§ TASK TO CARRY OUT
Read the material below and count the lines holding the string "code". Give that count with nothing added.

____ INPUT MATERIAL

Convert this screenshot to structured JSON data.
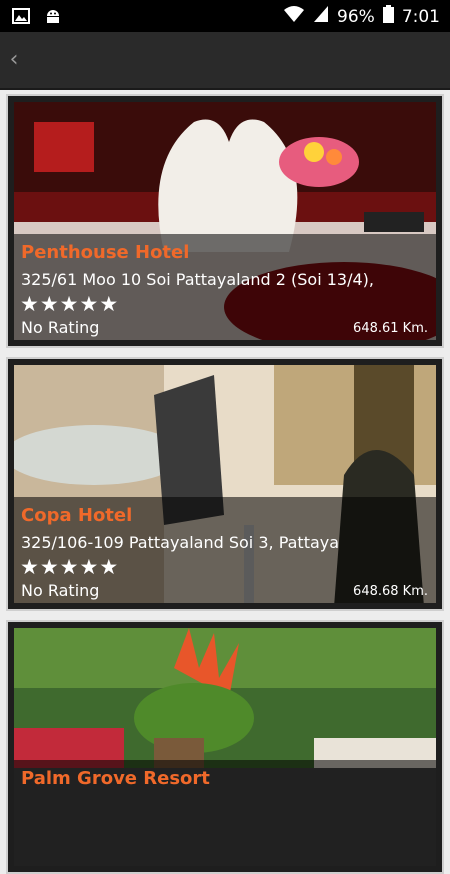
{
  "status_bar": {
    "battery": "96%",
    "time": "7:01",
    "icons": [
      "image-icon",
      "android-icon",
      "wifi-icon",
      "signal-icon",
      "battery-icon"
    ]
  },
  "app_bar": {
    "back_icon": "chevron-left-icon"
  },
  "hotels": [
    {
      "name": "Penthouse Hotel",
      "address": "325/61 Moo 10 Soi Pattayaland 2 (Soi 13/4),",
      "stars": 5,
      "rating": "No Rating",
      "distance": "648.61 Km."
    },
    {
      "name": "Copa Hotel",
      "address": "325/106-109 Pattayaland Soi 3, Pattaya",
      "stars": 5,
      "rating": "No Rating",
      "distance": "648.68 Km."
    },
    {
      "name": "Palm Grove Resort"
    }
  ],
  "colors": {
    "accent": "#f0692a",
    "statusbar": "#000000",
    "appbar": "#2a2a2a"
  }
}
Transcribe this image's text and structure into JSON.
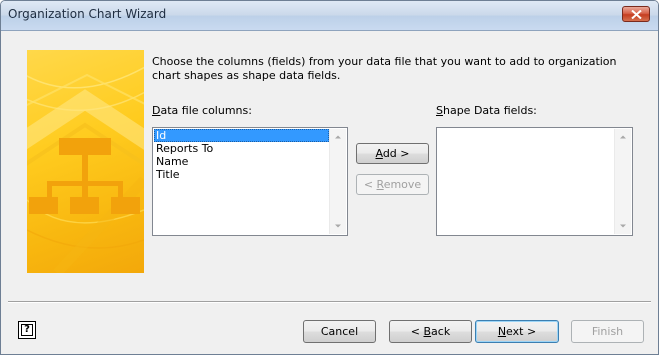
{
  "window": {
    "title": "Organization Chart Wizard"
  },
  "instruction": "Choose the columns (fields) from your data file that you want to add to organization chart shapes as shape data fields.",
  "data_file_columns": {
    "label_hotkey": "D",
    "label_rest": "ata file columns:",
    "items": [
      "Id",
      "Reports To",
      "Name",
      "Title"
    ],
    "selected_index": 0
  },
  "shape_data_fields": {
    "label_hotkey": "S",
    "label_rest": "hape Data fields:",
    "items": []
  },
  "buttons": {
    "add": {
      "hotkey": "A",
      "rest": "dd >"
    },
    "remove": {
      "prefix": "< ",
      "hotkey": "R",
      "rest": "emove"
    },
    "cancel": "Cancel",
    "back": {
      "prefix": "< ",
      "hotkey": "B",
      "rest": "ack"
    },
    "next": {
      "hotkey": "N",
      "rest": "ext >"
    },
    "finish": "Finish"
  },
  "help_icon_glyph": "?",
  "icons": [
    "close-icon",
    "help-icon",
    "scroll-up-icon",
    "scroll-down-icon",
    "org-chart-banner"
  ],
  "colors": {
    "selection": "#3399ff",
    "banner": "#ffcc1f",
    "close": "#c53d20"
  }
}
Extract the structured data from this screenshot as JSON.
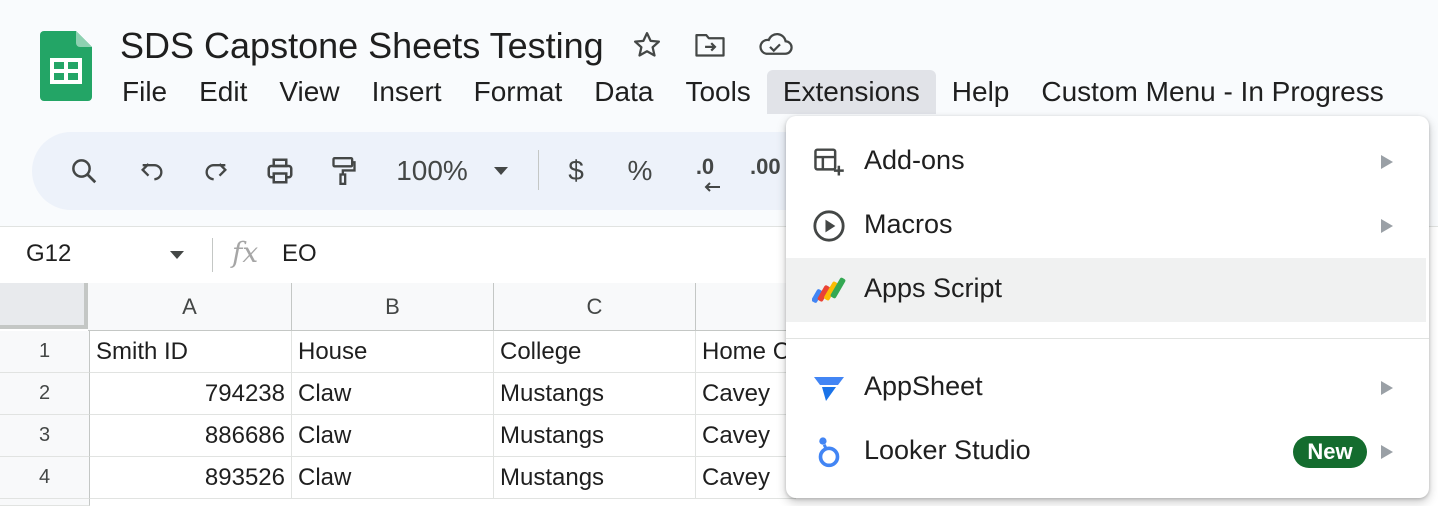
{
  "document": {
    "title": "SDS Capstone Sheets Testing"
  },
  "menubar": {
    "items": [
      {
        "label": "File"
      },
      {
        "label": "Edit"
      },
      {
        "label": "View"
      },
      {
        "label": "Insert"
      },
      {
        "label": "Format"
      },
      {
        "label": "Data"
      },
      {
        "label": "Tools"
      },
      {
        "label": "Extensions",
        "active": true
      },
      {
        "label": "Help"
      },
      {
        "label": "Custom Menu - In Progress"
      }
    ]
  },
  "toolbar": {
    "zoom": "100%",
    "currency_symbol": "$",
    "percent_symbol": "%",
    "decrease_decimal": ".0",
    "increase_decimal": ".00"
  },
  "formula_bar": {
    "cell_ref": "G12",
    "fx_symbol": "fx",
    "value": "EO"
  },
  "grid": {
    "columns": [
      "A",
      "B",
      "C"
    ],
    "rows": [
      {
        "num": "1",
        "cells": [
          "Smith ID",
          "House",
          "College",
          "Home C"
        ]
      },
      {
        "num": "2",
        "cells": [
          "794238",
          "Claw",
          "Mustangs",
          "Cavey"
        ]
      },
      {
        "num": "3",
        "cells": [
          "886686",
          "Claw",
          "Mustangs",
          "Cavey"
        ]
      },
      {
        "num": "4",
        "cells": [
          "893526",
          "Claw",
          "Mustangs",
          "Cavey"
        ]
      }
    ]
  },
  "extensions_menu": {
    "items": [
      {
        "label": "Add-ons",
        "icon": "add-ons-icon",
        "submenu": true
      },
      {
        "label": "Macros",
        "icon": "macros-play-icon",
        "submenu": true
      },
      {
        "label": "Apps Script",
        "icon": "apps-script-icon",
        "submenu": false,
        "highlighted": true
      },
      {
        "label": "AppSheet",
        "icon": "appsheet-icon",
        "submenu": true
      },
      {
        "label": "Looker Studio",
        "icon": "looker-studio-icon",
        "submenu": true,
        "badge": "New"
      }
    ]
  },
  "colors": {
    "sheets_green": "#23a566",
    "badge_green": "#146c2e",
    "toolbar_bg": "#edf2fa",
    "menu_hover": "#f0f1f1"
  }
}
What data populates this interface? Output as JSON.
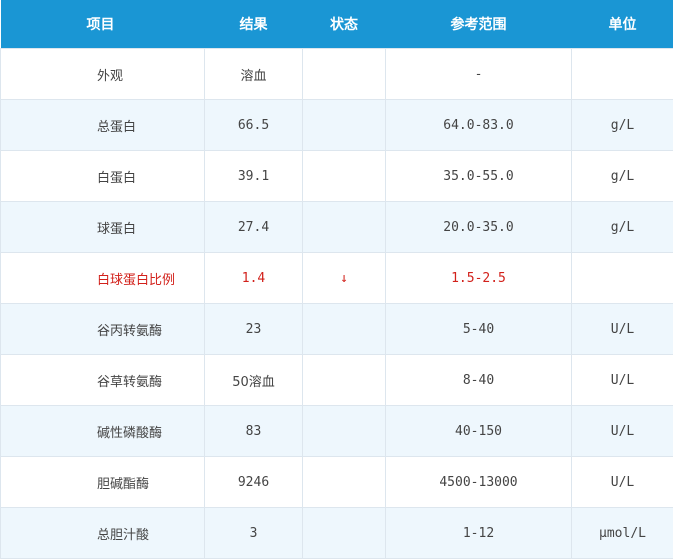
{
  "headers": {
    "item": "项目",
    "result": "结果",
    "status": "状态",
    "reference": "参考范围",
    "unit": "单位"
  },
  "rows": [
    {
      "item": "外观",
      "result": "溶血",
      "status": "",
      "reference": "-",
      "unit": ""
    },
    {
      "item": "总蛋白",
      "result": "66.5",
      "status": "",
      "reference": "64.0-83.0",
      "unit": "g/L"
    },
    {
      "item": "白蛋白",
      "result": "39.1",
      "status": "",
      "reference": "35.0-55.0",
      "unit": "g/L"
    },
    {
      "item": "球蛋白",
      "result": "27.4",
      "status": "",
      "reference": "20.0-35.0",
      "unit": "g/L"
    },
    {
      "item": "白球蛋白比例",
      "result": "1.4",
      "status": "↓",
      "reference": "1.5-2.5",
      "unit": ""
    },
    {
      "item": "谷丙转氨酶",
      "result": "23",
      "status": "",
      "reference": "5-40",
      "unit": "U/L"
    },
    {
      "item": "谷草转氨酶",
      "result": "50溶血",
      "status": "",
      "reference": "8-40",
      "unit": "U/L"
    },
    {
      "item": "碱性磷酸酶",
      "result": "83",
      "status": "",
      "reference": "40-150",
      "unit": "U/L"
    },
    {
      "item": "胆碱酯酶",
      "result": "9246",
      "status": "",
      "reference": "4500-13000",
      "unit": "U/L"
    },
    {
      "item": "总胆汁酸",
      "result": "3",
      "status": "",
      "reference": "1-12",
      "unit": "μmol/L"
    }
  ],
  "colors": {
    "header_bg": "#1a96d4",
    "header_text": "#ffffff",
    "row_alt_bg": "#eef7fd",
    "abnormal_text": "#d2211b",
    "normal_text": "#444444"
  }
}
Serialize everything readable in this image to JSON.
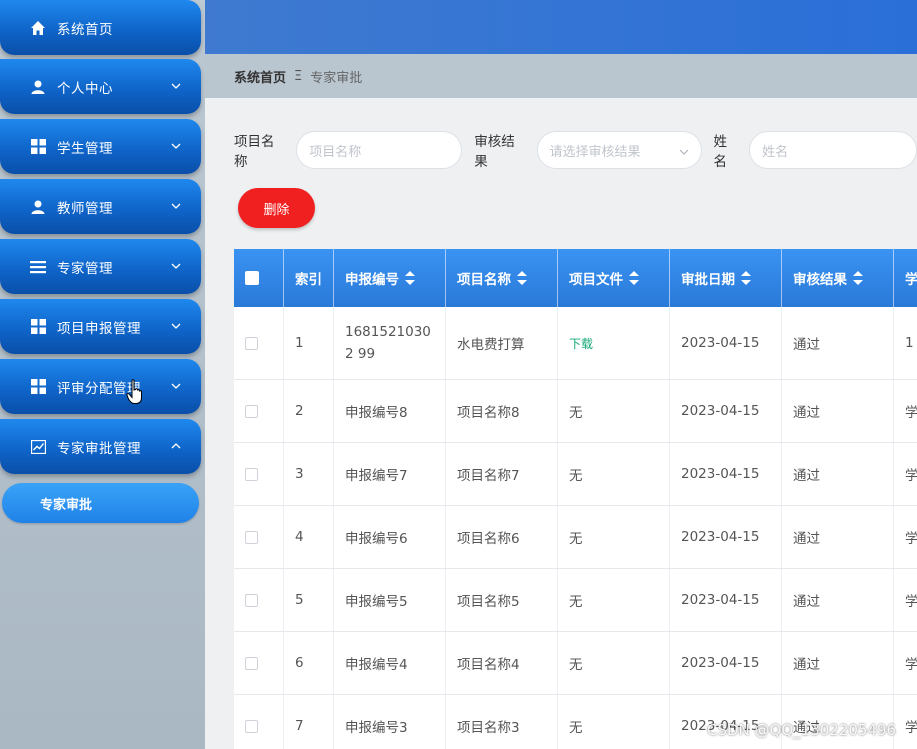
{
  "sidebar": {
    "items": [
      {
        "label": "系统首页",
        "icon": "home-icon"
      },
      {
        "label": "个人中心",
        "icon": "user-icon"
      },
      {
        "label": "学生管理",
        "icon": "grid-icon"
      },
      {
        "label": "教师管理",
        "icon": "user-icon"
      },
      {
        "label": "专家管理",
        "icon": "list-icon"
      },
      {
        "label": "项目申报管理",
        "icon": "grid-icon"
      },
      {
        "label": "评审分配管理",
        "icon": "grid-icon"
      },
      {
        "label": "专家审批管理",
        "icon": "chart-icon"
      }
    ],
    "active_sub": "专家审批"
  },
  "breadcrumb": {
    "home": "系统首页",
    "separator": "Ξ",
    "current": "专家审批"
  },
  "search": {
    "project_name_label": "项目名称",
    "project_name_placeholder": "项目名称",
    "review_result_label": "审核结果",
    "review_result_placeholder": "请选择审核结果",
    "name_label": "姓名",
    "name_placeholder": "姓名"
  },
  "actions": {
    "delete_label": "删除"
  },
  "table": {
    "headers": [
      "索引",
      "申报编号",
      "项目名称",
      "项目文件",
      "审批日期",
      "审核结果",
      "学"
    ],
    "rows": [
      {
        "idx": "1",
        "code": "16815210302 99",
        "name": "水电费打算",
        "file": "下载",
        "date": "2023-04-15",
        "result": "通过",
        "extra": "1"
      },
      {
        "idx": "2",
        "code": "申报编号8",
        "name": "项目名称8",
        "file": "无",
        "date": "2023-04-15",
        "result": "通过",
        "extra": "学"
      },
      {
        "idx": "3",
        "code": "申报编号7",
        "name": "项目名称7",
        "file": "无",
        "date": "2023-04-15",
        "result": "通过",
        "extra": "学"
      },
      {
        "idx": "4",
        "code": "申报编号6",
        "name": "项目名称6",
        "file": "无",
        "date": "2023-04-15",
        "result": "通过",
        "extra": "学"
      },
      {
        "idx": "5",
        "code": "申报编号5",
        "name": "项目名称5",
        "file": "无",
        "date": "2023-04-15",
        "result": "通过",
        "extra": "学"
      },
      {
        "idx": "6",
        "code": "申报编号4",
        "name": "项目名称4",
        "file": "无",
        "date": "2023-04-15",
        "result": "通过",
        "extra": "学"
      },
      {
        "idx": "7",
        "code": "申报编号3",
        "name": "项目名称3",
        "file": "无",
        "date": "2023-04-15",
        "result": "通过",
        "extra": "学"
      }
    ]
  },
  "watermark": "CSDN @QQ_1302205496",
  "colors": {
    "accent": "#2a79d8",
    "danger": "#f02020",
    "link": "#13a877"
  }
}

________

§ SOLUTION FOR THIS EXERCISE
7